◆ RECORDS
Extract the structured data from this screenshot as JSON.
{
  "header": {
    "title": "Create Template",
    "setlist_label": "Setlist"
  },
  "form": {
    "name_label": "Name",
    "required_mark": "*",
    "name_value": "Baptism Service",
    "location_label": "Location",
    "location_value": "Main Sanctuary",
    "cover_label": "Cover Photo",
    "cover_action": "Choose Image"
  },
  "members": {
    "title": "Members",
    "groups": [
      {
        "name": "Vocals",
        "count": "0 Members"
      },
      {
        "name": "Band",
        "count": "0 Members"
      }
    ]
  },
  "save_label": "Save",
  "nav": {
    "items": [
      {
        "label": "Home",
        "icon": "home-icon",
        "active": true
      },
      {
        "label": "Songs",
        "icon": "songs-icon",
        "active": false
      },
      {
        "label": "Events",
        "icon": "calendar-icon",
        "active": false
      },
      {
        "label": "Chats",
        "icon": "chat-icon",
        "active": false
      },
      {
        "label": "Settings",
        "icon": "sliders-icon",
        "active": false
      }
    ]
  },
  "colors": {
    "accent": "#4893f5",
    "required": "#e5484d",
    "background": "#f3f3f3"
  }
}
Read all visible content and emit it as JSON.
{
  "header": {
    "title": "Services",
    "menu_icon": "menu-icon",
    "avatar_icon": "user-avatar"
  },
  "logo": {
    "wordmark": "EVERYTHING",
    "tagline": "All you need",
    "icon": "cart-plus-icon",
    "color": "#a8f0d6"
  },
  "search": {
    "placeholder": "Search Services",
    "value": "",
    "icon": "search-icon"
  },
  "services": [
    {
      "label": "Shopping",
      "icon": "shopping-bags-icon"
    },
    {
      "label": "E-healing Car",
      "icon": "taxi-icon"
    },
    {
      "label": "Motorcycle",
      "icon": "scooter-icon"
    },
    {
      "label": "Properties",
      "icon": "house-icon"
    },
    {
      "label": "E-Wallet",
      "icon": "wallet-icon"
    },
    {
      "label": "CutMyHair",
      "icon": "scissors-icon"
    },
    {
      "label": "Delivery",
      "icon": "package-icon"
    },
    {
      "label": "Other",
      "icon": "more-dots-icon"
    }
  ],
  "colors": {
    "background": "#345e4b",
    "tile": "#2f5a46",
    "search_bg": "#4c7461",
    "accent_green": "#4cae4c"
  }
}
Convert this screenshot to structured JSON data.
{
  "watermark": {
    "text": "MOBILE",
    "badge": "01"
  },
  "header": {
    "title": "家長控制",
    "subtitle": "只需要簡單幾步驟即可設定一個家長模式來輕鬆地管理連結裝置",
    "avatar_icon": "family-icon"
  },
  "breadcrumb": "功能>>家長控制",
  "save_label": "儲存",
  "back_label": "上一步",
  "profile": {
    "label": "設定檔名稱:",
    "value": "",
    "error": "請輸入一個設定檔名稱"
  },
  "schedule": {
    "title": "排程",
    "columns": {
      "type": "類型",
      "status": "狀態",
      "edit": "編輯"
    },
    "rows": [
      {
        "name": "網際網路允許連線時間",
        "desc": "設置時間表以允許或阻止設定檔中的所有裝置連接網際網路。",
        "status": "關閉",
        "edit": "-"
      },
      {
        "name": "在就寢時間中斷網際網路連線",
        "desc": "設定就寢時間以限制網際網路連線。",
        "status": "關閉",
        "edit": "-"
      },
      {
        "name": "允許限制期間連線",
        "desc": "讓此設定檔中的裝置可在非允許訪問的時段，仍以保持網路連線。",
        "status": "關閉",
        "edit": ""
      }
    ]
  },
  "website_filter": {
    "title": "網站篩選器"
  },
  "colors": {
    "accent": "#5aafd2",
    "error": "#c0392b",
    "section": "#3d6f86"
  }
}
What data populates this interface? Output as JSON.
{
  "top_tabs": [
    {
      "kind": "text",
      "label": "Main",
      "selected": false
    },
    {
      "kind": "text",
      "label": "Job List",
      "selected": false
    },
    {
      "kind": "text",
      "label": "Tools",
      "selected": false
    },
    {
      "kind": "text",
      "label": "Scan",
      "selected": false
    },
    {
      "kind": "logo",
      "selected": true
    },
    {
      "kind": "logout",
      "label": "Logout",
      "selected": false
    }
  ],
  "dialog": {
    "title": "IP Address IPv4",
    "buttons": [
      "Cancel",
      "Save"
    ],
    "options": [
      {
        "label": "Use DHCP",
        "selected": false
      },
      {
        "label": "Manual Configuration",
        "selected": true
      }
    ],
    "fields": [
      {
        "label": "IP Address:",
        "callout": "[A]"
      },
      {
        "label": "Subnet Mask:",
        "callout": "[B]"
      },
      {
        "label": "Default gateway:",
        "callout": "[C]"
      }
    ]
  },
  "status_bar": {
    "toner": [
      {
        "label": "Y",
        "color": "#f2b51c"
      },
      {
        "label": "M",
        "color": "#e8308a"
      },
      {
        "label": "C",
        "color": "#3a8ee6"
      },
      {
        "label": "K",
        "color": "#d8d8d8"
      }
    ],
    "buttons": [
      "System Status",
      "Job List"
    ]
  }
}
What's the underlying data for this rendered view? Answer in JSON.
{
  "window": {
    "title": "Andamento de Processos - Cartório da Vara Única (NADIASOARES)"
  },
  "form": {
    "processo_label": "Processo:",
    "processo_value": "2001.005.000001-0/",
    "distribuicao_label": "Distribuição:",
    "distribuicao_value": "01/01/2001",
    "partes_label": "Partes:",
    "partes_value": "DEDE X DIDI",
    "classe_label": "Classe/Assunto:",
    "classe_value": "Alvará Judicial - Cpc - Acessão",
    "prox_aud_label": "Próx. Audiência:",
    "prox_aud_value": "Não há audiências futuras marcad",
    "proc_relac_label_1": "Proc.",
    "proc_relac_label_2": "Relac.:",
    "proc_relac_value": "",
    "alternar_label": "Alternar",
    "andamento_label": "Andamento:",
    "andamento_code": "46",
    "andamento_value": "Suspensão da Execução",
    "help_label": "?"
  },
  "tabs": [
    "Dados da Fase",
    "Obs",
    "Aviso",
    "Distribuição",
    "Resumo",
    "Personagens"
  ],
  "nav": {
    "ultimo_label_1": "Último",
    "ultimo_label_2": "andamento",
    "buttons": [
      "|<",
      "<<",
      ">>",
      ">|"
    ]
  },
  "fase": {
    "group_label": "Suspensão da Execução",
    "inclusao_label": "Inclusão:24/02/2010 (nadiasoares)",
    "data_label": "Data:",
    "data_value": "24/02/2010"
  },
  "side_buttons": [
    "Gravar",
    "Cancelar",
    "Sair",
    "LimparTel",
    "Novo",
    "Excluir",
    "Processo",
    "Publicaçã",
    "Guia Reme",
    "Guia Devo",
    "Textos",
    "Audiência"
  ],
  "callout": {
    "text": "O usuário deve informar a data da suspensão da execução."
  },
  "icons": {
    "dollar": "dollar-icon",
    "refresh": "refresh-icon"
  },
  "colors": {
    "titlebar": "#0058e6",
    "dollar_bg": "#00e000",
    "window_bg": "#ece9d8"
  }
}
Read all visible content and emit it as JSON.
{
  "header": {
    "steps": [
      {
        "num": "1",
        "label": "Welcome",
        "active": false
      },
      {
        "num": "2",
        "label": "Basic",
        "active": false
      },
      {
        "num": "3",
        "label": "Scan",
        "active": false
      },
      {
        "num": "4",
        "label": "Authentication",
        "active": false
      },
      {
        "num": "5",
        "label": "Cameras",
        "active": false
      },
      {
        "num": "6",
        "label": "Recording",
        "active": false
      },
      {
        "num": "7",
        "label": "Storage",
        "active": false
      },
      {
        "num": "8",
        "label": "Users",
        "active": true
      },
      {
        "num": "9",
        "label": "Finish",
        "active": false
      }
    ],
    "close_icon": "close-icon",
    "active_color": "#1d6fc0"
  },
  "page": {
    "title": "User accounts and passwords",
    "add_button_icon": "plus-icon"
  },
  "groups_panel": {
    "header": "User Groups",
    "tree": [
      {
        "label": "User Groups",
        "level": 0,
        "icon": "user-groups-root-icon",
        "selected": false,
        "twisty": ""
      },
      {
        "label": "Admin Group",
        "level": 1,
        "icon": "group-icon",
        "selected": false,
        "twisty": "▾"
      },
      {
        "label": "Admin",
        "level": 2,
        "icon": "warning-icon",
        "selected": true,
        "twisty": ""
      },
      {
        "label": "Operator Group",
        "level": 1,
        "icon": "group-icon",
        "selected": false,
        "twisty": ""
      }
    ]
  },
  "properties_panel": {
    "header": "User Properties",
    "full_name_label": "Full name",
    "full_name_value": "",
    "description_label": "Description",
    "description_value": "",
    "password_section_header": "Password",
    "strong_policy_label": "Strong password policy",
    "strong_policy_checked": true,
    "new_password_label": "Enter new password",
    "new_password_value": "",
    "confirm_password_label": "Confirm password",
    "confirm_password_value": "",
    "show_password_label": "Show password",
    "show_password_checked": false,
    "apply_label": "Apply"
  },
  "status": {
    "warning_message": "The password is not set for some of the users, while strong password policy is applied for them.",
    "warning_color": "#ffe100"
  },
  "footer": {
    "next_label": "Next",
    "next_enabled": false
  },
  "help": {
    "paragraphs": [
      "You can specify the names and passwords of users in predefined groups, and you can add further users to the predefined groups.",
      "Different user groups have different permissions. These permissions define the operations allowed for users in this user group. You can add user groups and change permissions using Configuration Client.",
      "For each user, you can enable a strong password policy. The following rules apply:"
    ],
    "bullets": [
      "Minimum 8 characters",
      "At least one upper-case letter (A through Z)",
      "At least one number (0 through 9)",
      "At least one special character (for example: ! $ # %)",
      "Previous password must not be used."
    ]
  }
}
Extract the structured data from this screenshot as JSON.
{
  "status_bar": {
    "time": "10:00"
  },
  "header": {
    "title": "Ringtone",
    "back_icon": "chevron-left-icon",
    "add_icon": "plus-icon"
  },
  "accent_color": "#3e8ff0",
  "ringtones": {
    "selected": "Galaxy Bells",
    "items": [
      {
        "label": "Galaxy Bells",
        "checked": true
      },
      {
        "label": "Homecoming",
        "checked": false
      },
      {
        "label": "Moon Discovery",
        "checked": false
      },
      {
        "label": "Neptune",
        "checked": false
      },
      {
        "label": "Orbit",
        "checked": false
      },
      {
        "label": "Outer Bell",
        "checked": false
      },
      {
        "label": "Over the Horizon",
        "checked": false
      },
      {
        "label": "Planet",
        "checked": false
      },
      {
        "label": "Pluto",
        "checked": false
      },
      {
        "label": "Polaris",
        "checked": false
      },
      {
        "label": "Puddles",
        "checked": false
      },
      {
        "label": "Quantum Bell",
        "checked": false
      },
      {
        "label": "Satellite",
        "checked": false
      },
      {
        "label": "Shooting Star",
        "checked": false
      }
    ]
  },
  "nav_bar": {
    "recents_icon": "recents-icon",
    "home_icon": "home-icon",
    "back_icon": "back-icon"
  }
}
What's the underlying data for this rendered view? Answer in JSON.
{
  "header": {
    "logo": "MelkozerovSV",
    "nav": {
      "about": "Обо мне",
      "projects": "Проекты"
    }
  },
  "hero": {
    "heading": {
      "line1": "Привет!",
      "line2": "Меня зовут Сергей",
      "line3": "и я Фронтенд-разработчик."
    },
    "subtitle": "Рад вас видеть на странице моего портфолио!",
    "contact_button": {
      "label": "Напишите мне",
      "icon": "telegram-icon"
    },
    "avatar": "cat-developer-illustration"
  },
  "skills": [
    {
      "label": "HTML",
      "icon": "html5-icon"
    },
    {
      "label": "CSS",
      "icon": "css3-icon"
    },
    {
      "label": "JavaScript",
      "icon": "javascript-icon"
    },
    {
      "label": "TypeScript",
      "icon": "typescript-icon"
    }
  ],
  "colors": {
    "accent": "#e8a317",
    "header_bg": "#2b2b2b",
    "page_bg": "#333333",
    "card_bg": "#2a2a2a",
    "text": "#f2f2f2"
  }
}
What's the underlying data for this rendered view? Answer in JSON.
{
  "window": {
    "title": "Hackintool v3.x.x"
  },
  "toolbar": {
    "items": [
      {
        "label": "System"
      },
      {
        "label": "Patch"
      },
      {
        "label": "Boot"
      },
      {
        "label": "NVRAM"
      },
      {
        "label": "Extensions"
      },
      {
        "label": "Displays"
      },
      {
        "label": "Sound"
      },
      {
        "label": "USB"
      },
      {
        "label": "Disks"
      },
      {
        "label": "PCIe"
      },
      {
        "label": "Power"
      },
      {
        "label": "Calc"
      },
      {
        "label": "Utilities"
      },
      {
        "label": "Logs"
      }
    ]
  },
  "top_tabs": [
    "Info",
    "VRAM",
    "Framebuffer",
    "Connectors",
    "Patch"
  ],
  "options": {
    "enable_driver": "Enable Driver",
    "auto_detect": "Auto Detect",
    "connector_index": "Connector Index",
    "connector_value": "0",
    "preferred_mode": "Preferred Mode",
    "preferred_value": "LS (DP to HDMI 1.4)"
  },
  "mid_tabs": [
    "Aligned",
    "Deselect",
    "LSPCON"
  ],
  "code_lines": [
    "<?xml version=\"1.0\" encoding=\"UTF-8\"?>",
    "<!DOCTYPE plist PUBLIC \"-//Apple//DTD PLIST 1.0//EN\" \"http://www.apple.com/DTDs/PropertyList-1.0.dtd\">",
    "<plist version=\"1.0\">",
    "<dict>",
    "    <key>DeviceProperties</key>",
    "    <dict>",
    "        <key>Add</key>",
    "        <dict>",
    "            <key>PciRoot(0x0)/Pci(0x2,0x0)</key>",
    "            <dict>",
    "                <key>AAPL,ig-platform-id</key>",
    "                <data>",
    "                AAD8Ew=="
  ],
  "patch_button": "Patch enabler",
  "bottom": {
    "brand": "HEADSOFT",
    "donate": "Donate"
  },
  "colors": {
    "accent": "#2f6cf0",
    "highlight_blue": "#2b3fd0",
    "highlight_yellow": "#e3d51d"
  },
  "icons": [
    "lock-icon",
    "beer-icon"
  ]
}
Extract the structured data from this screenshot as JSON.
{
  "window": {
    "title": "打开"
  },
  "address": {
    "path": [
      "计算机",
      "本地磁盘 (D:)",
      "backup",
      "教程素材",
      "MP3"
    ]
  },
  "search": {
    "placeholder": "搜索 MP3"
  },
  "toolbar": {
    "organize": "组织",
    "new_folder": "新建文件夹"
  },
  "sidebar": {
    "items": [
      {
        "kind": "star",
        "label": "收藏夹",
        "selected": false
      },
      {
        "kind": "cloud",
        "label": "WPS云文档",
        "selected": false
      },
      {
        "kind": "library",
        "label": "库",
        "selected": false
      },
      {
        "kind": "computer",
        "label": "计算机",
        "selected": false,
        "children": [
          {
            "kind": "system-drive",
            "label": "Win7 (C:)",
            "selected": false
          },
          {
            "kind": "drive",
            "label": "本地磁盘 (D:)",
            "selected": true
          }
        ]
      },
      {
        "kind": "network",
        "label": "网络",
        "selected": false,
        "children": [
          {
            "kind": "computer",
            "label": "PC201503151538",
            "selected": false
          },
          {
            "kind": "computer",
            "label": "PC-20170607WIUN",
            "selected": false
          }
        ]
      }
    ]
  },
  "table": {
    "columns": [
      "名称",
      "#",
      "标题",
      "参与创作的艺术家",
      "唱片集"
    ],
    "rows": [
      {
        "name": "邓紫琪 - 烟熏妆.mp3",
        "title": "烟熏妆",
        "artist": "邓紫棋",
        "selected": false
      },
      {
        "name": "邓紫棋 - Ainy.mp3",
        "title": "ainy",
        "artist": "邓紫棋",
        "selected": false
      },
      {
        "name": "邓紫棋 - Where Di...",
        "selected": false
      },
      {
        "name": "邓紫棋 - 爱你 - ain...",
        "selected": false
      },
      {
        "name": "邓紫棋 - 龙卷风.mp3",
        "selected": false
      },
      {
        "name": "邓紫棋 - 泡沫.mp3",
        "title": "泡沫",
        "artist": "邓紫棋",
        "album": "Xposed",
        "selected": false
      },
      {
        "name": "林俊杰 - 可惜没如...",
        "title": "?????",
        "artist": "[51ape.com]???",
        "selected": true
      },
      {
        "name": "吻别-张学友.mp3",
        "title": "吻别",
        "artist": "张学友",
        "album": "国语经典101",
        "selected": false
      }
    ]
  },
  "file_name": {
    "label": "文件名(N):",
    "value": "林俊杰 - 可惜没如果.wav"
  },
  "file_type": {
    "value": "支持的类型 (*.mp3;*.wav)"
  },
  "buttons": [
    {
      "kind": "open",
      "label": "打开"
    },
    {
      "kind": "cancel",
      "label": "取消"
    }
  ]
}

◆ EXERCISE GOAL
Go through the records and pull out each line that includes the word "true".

◆ OUTPUT OF THE TASK
        "active": true
      "selected": true
        "selected": true
        "active": true
        "selected": true,
    "strong_policy_checked": true,
        "checked": true
            "selected": true
        "selected": true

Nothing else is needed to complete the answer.